What can YOU do about extremism?

Dear Friends,

As we send out this month’s Combating Extremism campaign materials, we pause to note the attack this week at Ohio State University.

The perpetrator was Somali and Muslim. Those are facts. But another fact is that the motive for the incident has not yet been determined. And yet, the profile of the attacker will cause some people to jump to conclusions. To stereotype. We must not only resist this temptation ourselves, but also actively help others avoid doing so. There is yet one more important fact: many terrorist acts in the U.S. are not committed by Muslims, immigrants, or refugees. Rather, a large number are committed by people from other groups—often white supremacists.

It reminds us why, when we asked you what you thought of extremism, you had a lot to say. Including strong opinions about what each of us can do—starting with education.This month’s Combating Extremism materials will help you do exactly that – providing techniques to counter misinformation, stereotypes and the resulting alienation that can fuel extremism … because how we teach can be as important as what we teach, and how we speak can be as important as what we say.

Take a look and let us know what you think:

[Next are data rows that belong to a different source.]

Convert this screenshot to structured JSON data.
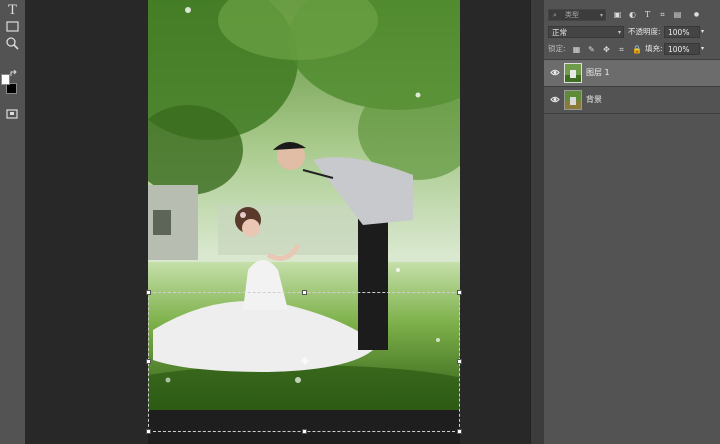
{
  "toolbar": {
    "tools": [
      "type-tool-icon",
      "rectangle-tool-icon",
      "zoom-tool-icon",
      "swap-colors-icon",
      "foreground-color-swatch",
      "background-color-swatch",
      "screen-mode-icon"
    ],
    "type_glyph": "T"
  },
  "layers_panel": {
    "search_placeholder": "类型",
    "filter_icons": [
      "image-filter-icon",
      "adjustment-filter-icon",
      "type-filter-icon",
      "shape-filter-icon",
      "smart-object-filter-icon",
      "filter-toggle-icon"
    ],
    "blend_mode": "正常",
    "opacity_label": "不透明度:",
    "opacity_value": "100%",
    "lock_label": "锁定:",
    "lock_icons": [
      "lock-transparent-icon",
      "lock-image-icon",
      "lock-position-icon",
      "lock-artboard-icon",
      "lock-all-icon"
    ],
    "fill_label": "填充:",
    "fill_value": "100%",
    "layers": [
      {
        "name": "图层 1",
        "visible": true,
        "selected": true
      },
      {
        "name": "背景",
        "visible": true,
        "selected": false
      }
    ]
  },
  "colors": {
    "panel_bg": "#535353",
    "canvas_bg": "#282828",
    "selected_layer": "#6c6c6c"
  }
}
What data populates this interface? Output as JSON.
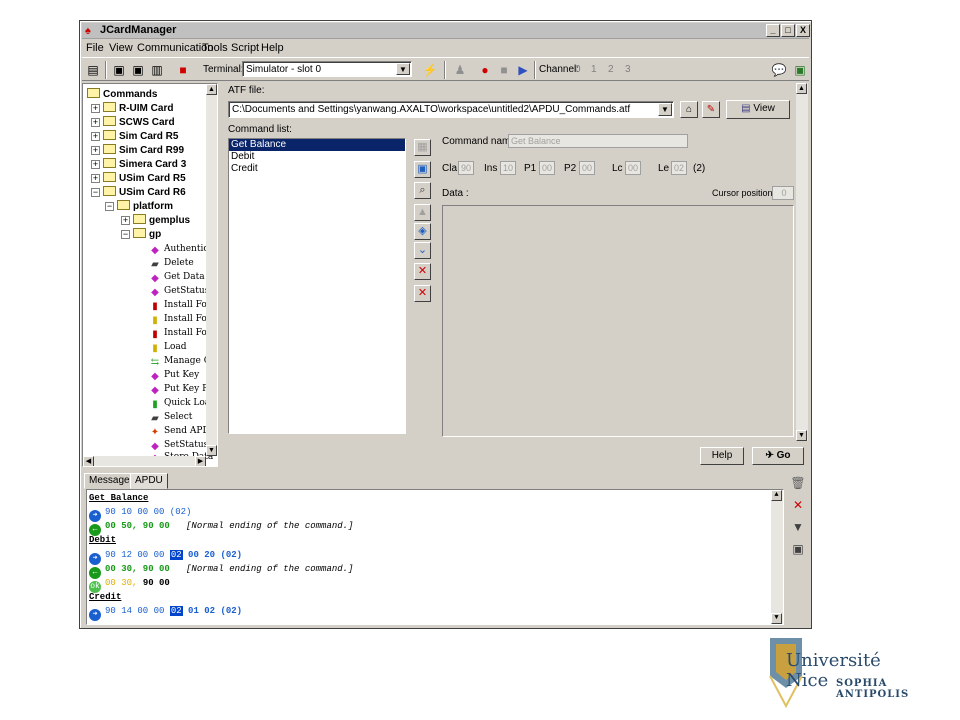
{
  "window": {
    "title": "JCardManager",
    "buttons": [
      "_",
      "□",
      "X"
    ]
  },
  "menu": [
    "File",
    "View",
    "Communication",
    "Tools",
    "Script",
    "Help"
  ],
  "toolbar": {
    "terminal_label": "Terminal:",
    "terminal_value": "Simulator - slot 0",
    "channel_label": "Channel:",
    "channels": [
      "0",
      "1",
      "2",
      "3"
    ]
  },
  "tree": {
    "root": "Commands",
    "cards": [
      "R-UIM Card",
      "SCWS Card",
      "Sim Card R5",
      "Sim Card R99",
      "Simera Card 3",
      "USim Card R5",
      "USim Card R6"
    ],
    "platform": "platform",
    "gemplus": "gemplus",
    "gp": "gp",
    "gp_items": [
      "Authenticat",
      "Delete",
      "Get Data",
      "GetStatus",
      "Install For I",
      "Install For I",
      "Install For I",
      "Load",
      "Manage Ch",
      "Put Key",
      "Put Key RS.",
      "Quick Load",
      "Select",
      "Send APDU",
      "SetStatus",
      "Store Data"
    ]
  },
  "atf": {
    "label": "ATF file:",
    "path": "C:\\Documents and Settings\\yanwang.AXALTO\\workspace\\untitled2\\APDU_Commands.atf",
    "view_button": "View"
  },
  "command_list": {
    "label": "Command list:",
    "items": [
      "Get Balance",
      "Debit",
      "Credit"
    ],
    "selected": "Get Balance"
  },
  "command": {
    "name_label": "Command name",
    "name_value": "Get Balance",
    "cla_label": "Cla",
    "cla": "90",
    "ins_label": "Ins",
    "ins": "10",
    "p1_label": "P1",
    "p1": "00",
    "p2_label": "P2",
    "p2": "00",
    "lc_label": "Lc",
    "lc": "00",
    "le_label": "Le",
    "le": "02",
    "le_extra": "(2)",
    "data_label": "Data :",
    "cursor_label": "Cursor position:",
    "cursor_value": "0"
  },
  "buttons": {
    "help": "Help",
    "go": "Go"
  },
  "tabs": [
    "Messages",
    "APDU"
  ],
  "log": {
    "get_balance": "Get Balance",
    "gb_cmd": "90 10 00 00 (02)",
    "gb_resp": "00 50, 90 00",
    "gb_note": "[Normal ending of the command.]",
    "debit": "Debit",
    "d_cmd_a": "90 12 00 00",
    "d_cmd_hl": "02",
    "d_cmd_b": "00 20 (02)",
    "d_resp": "00 30, 90 00",
    "d_note": "[Normal ending of the command.]",
    "d_ok_a": "00 30,",
    "d_ok_b": "90 00",
    "credit": "Credit",
    "c_cmd_a": "90 14 00 00",
    "c_cmd_hl": "02",
    "c_cmd_b": "01 02 (02)"
  },
  "logo": {
    "line1": "Université",
    "line2": "Nice",
    "line3": "SOPHIA ANTIPOLIS"
  },
  "colors": {
    "selection": "#0a246a",
    "cmd_blue": "#1a5fd0",
    "resp_green": "#1a9a1a",
    "warn_yellow": "#e0b000"
  }
}
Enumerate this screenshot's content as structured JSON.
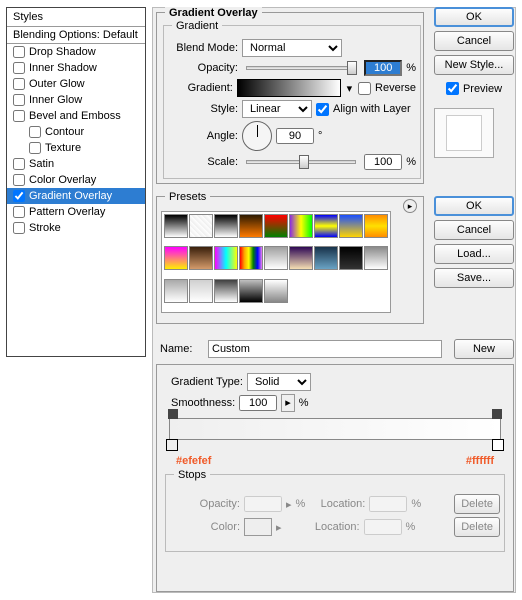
{
  "styles_panel": {
    "title": "Styles",
    "blending_options": "Blending Options: Default",
    "items": [
      {
        "label": "Drop Shadow",
        "checked": false,
        "indent": false
      },
      {
        "label": "Inner Shadow",
        "checked": false,
        "indent": false
      },
      {
        "label": "Outer Glow",
        "checked": false,
        "indent": false
      },
      {
        "label": "Inner Glow",
        "checked": false,
        "indent": false
      },
      {
        "label": "Bevel and Emboss",
        "checked": false,
        "indent": false
      },
      {
        "label": "Contour",
        "checked": false,
        "indent": true
      },
      {
        "label": "Texture",
        "checked": false,
        "indent": true
      },
      {
        "label": "Satin",
        "checked": false,
        "indent": false
      },
      {
        "label": "Color Overlay",
        "checked": false,
        "indent": false
      },
      {
        "label": "Gradient Overlay",
        "checked": true,
        "indent": false,
        "selected": true
      },
      {
        "label": "Pattern Overlay",
        "checked": false,
        "indent": false
      },
      {
        "label": "Stroke",
        "checked": false,
        "indent": false
      }
    ]
  },
  "gradient_overlay": {
    "group_title": "Gradient Overlay",
    "sub_title": "Gradient",
    "blend_mode_label": "Blend Mode:",
    "blend_mode_value": "Normal",
    "opacity_label": "Opacity:",
    "opacity_value": "100",
    "percent": "%",
    "gradient_label": "Gradient:",
    "reverse_label": "Reverse",
    "reverse_checked": false,
    "style_label": "Style:",
    "style_value": "Linear",
    "align_label": "Align with Layer",
    "align_checked": true,
    "angle_label": "Angle:",
    "angle_value": "90",
    "degree": "°",
    "scale_label": "Scale:",
    "scale_value": "100"
  },
  "right_buttons_1": {
    "ok": "OK",
    "cancel": "Cancel",
    "new_style": "New Style...",
    "preview_label": "Preview",
    "preview_checked": true
  },
  "editor": {
    "presets_title": "Presets",
    "name_label": "Name:",
    "name_value": "Custom",
    "new_btn": "New",
    "type_label": "Gradient Type:",
    "type_value": "Solid",
    "smoothness_label": "Smoothness:",
    "smoothness_value": "100",
    "percent": "%",
    "left_hex": "#efefef",
    "right_hex": "#ffffff",
    "stops_title": "Stops",
    "stop_opacity_label": "Opacity:",
    "stop_location_label": "Location:",
    "stop_color_label": "Color:",
    "delete_btn": "Delete"
  },
  "right_buttons_2": {
    "ok": "OK",
    "cancel": "Cancel",
    "load": "Load...",
    "save": "Save..."
  },
  "preset_gradients": [
    "linear-gradient(#000,#fff)",
    "repeating-linear-gradient(45deg,#eee,#fff 4px)",
    "linear-gradient(#000,rgba(0,0,0,0))",
    "linear-gradient(#2d1a00,#ff7a00)",
    "linear-gradient(#ff0000,#008000)",
    "linear-gradient(to right,#8a2be2,#ff0,#0f0)",
    "linear-gradient(#00f,#ff0,#00f)",
    "linear-gradient(#1b4fff,#ffd400)",
    "linear-gradient(#ff8c00,#ffe000,#ff8c00)",
    "linear-gradient(#ff00ff,#ffef00)",
    "linear-gradient(#3a1f0b,#d49a6a)",
    "linear-gradient(to right,#f0f,#0ff,#ff0)",
    "linear-gradient(to right,red,orange,yellow,green,blue,violet)",
    "linear-gradient(#a0a0a0,#fff)",
    "linear-gradient(#2e0854,#f5deb3)",
    "linear-gradient(#18324a,#6aa3c4)",
    "linear-gradient(#000,#333)",
    "linear-gradient(#8a8a8a,#fff)",
    "linear-gradient(#a9a9a9,#fff)",
    "linear-gradient(#d0d0d0,#fff)",
    "linear-gradient(#404040,#fff)",
    "linear-gradient(#c0c0c0,#000)",
    "linear-gradient(#fff,#888)"
  ]
}
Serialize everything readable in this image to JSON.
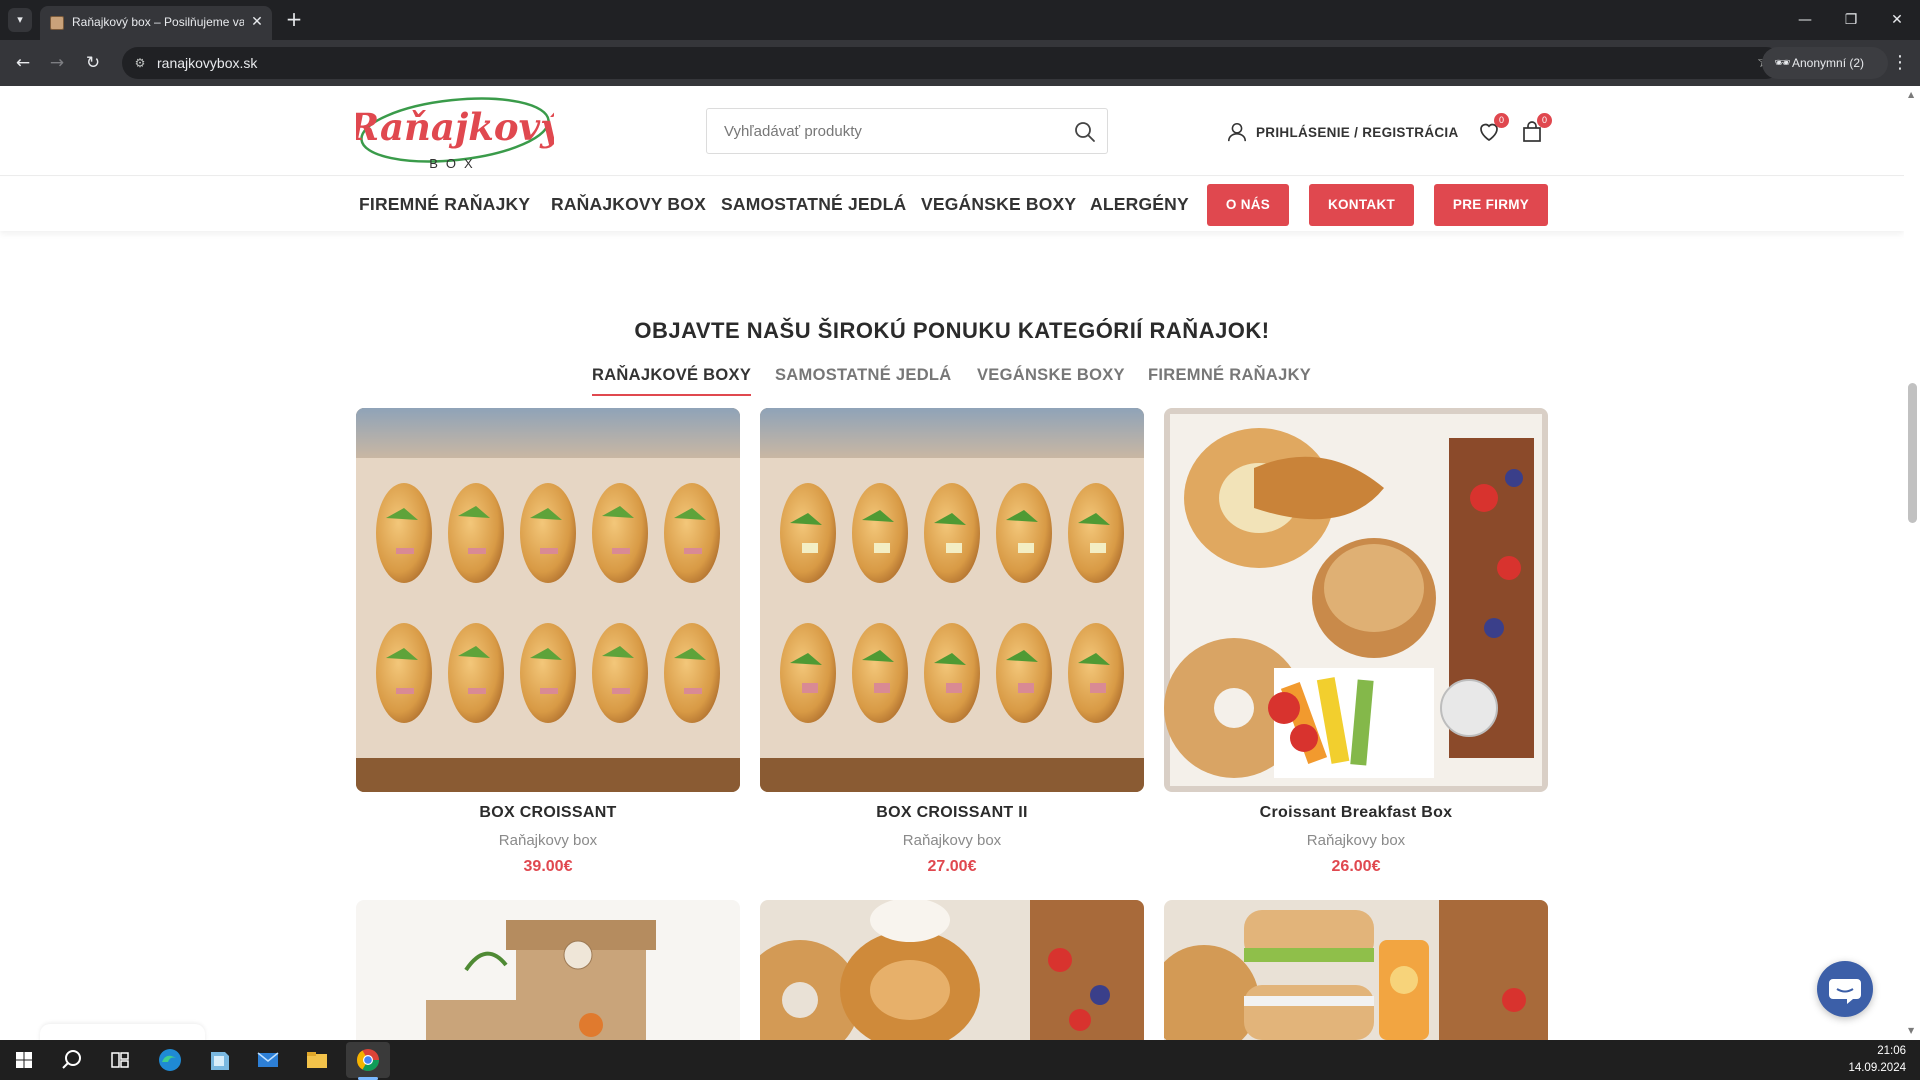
{
  "browser": {
    "tab_title": "Raňajkový box – Posilňujeme va",
    "url": "ranajkovybox.sk",
    "profile": "Anonymní (2)",
    "window_controls": [
      "minimize-icon",
      "restore-icon",
      "close-icon"
    ]
  },
  "header": {
    "logo_text": "Raňajkový",
    "logo_subtext": "BOX",
    "search_placeholder": "Vyhľadávať produkty",
    "login_label": "PRIHLÁSENIE / REGISTRÁCIA",
    "wishlist_count": "0",
    "cart_count": "0"
  },
  "nav": {
    "links": [
      "FIREMNÉ RAŇAJKY",
      "RAŇAJKOVY BOX",
      "SAMOSTATNÉ JEDLÁ",
      "VEGÁNSKE BOXY",
      "ALERGÉNY"
    ],
    "buttons": [
      "O NÁS",
      "KONTAKT",
      "PRE FIRMY"
    ]
  },
  "section": {
    "title": "OBJAVTE NAŠU ŠIROKÚ PONUKU KATEGÓRIÍ RAŇAJOK!",
    "tabs": [
      "RAŇAJKOVÉ BOXY",
      "SAMOSTATNÉ JEDLÁ",
      "VEGÁNSKE BOXY",
      "FIREMNÉ RAŇAJKY"
    ],
    "active_tab": "RAŇAJKOVÉ BOXY"
  },
  "products": [
    {
      "name": "BOX CROISSANT",
      "category": "Raňajkovy box",
      "price": "39.00€"
    },
    {
      "name": "BOX CROISSANT II",
      "category": "Raňajkovy box",
      "price": "27.00€"
    },
    {
      "name": "Croissant Breakfast Box",
      "category": "Raňajkovy box",
      "price": "26.00€"
    }
  ],
  "taskbar": {
    "time": "21:06",
    "date": "14.09.2024",
    "icons": [
      "windows-start-icon",
      "search-icon",
      "task-view-icon",
      "edge-icon",
      "app-icon",
      "mail-icon",
      "file-explorer-icon",
      "chrome-icon"
    ]
  },
  "colors": {
    "accent": "#e0484f",
    "text_dark": "#2b2b2b",
    "chrome_dark": "#202124"
  }
}
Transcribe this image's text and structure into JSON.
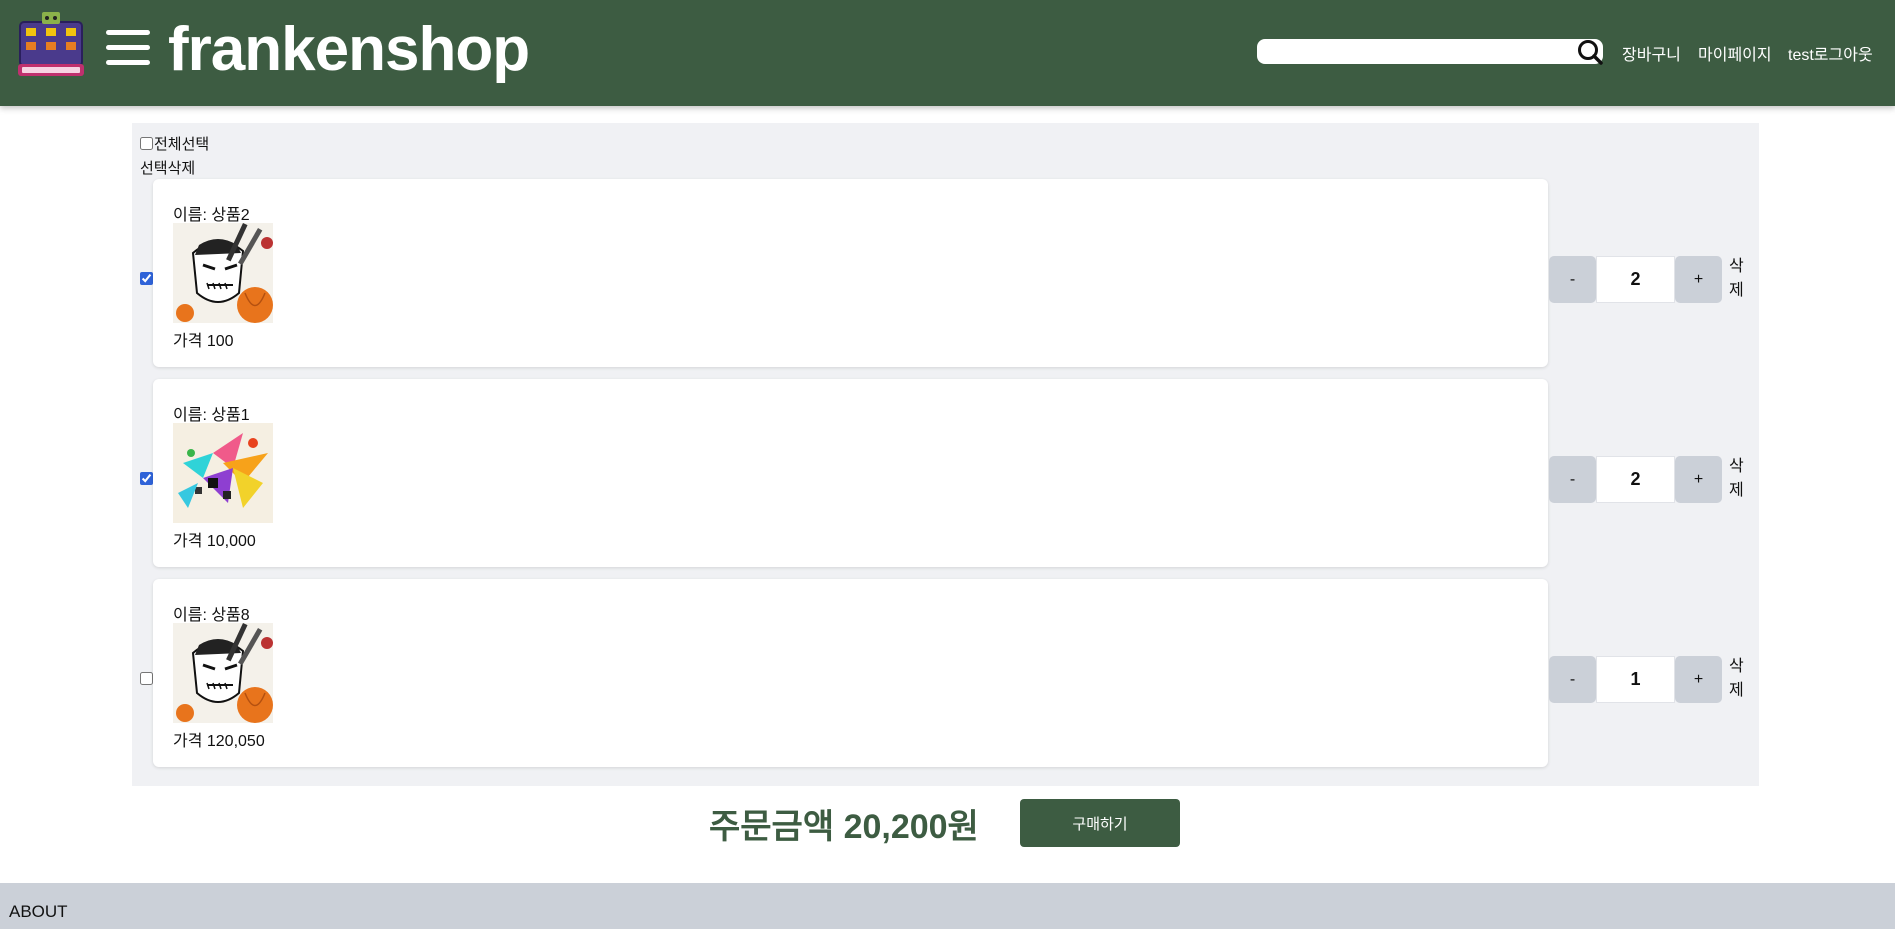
{
  "header": {
    "logo_icon": "frankenshop-castle-logo",
    "brand": "frankenshop",
    "search": {
      "value": "",
      "placeholder": ""
    },
    "nav": {
      "cart": "장바구니",
      "mypage": "마이페이지",
      "logout": "test로그아웃"
    }
  },
  "cart": {
    "select_all_label": "전체선택",
    "select_all_checked": false,
    "delete_selected_label": "선택삭제",
    "items": [
      {
        "name": "이름: 상품2",
        "price": "가격 100",
        "qty": "2",
        "checked": true,
        "image": "frankenstein-halloween-illustration",
        "minus": "-",
        "plus": "+",
        "delete": "삭제"
      },
      {
        "name": "이름: 상품1",
        "price": "가격 10,000",
        "qty": "2",
        "checked": true,
        "image": "colorful-paint-splash-abstract",
        "minus": "-",
        "plus": "+",
        "delete": "삭제"
      },
      {
        "name": "이름: 상품8",
        "price": "가격 120,050",
        "qty": "1",
        "checked": false,
        "image": "frankenstein-halloween-illustration",
        "minus": "-",
        "plus": "+",
        "delete": "삭제"
      }
    ],
    "total_label": "주문금액 20,200원",
    "buy_label": "구매하기"
  },
  "footer": {
    "about": "ABOUT"
  },
  "colors": {
    "header_bg": "#3d5c42",
    "panel_bg": "#f0f1f4",
    "footer_bg": "#cbd0d8",
    "accent": "#3d5c42"
  }
}
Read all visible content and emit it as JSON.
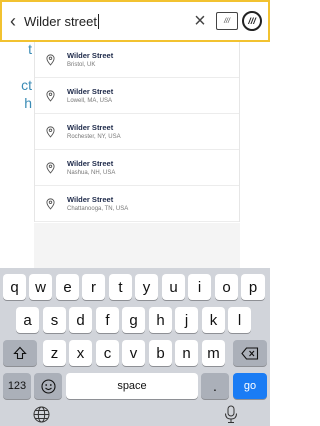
{
  "search": {
    "value": "Wilder street"
  },
  "background_text": [
    "t",
    "",
    "ct",
    "h"
  ],
  "suggestions": [
    {
      "name": "Wilder Street",
      "location": "Bristol, UK"
    },
    {
      "name": "Wilder Street",
      "location": "Lowell, MA, USA"
    },
    {
      "name": "Wilder Street",
      "location": "Rochester, NY, USA"
    },
    {
      "name": "Wilder Street",
      "location": "Nashua, NH, USA"
    },
    {
      "name": "Wilder Street",
      "location": "Chattanooga, TN, USA"
    }
  ],
  "keyboard": {
    "row1": [
      "q",
      "w",
      "e",
      "r",
      "t",
      "y",
      "u",
      "i",
      "o",
      "p"
    ],
    "row2": [
      "a",
      "s",
      "d",
      "f",
      "g",
      "h",
      "j",
      "k",
      "l"
    ],
    "row3": [
      "z",
      "x",
      "c",
      "v",
      "b",
      "n",
      "m"
    ],
    "numbers_label": "123",
    "space_label": "space",
    "period_label": ".",
    "go_label": "go"
  },
  "colors": {
    "search_border": "#f2c230",
    "go_key": "#1a7cf4",
    "title_text": "#1e2a4a"
  }
}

Please download, share and use our monthly resources. Encourage friends, neighbors, educators and community leaders to sign up to receive our free Combating Extremism materials.

In the words of one survey respondent, “[Extremism] starts with the average person, and it is with the average person it might end. Indeed, what can an average person not do about extremism!”

In solidarity,
Joyce S. Dubensky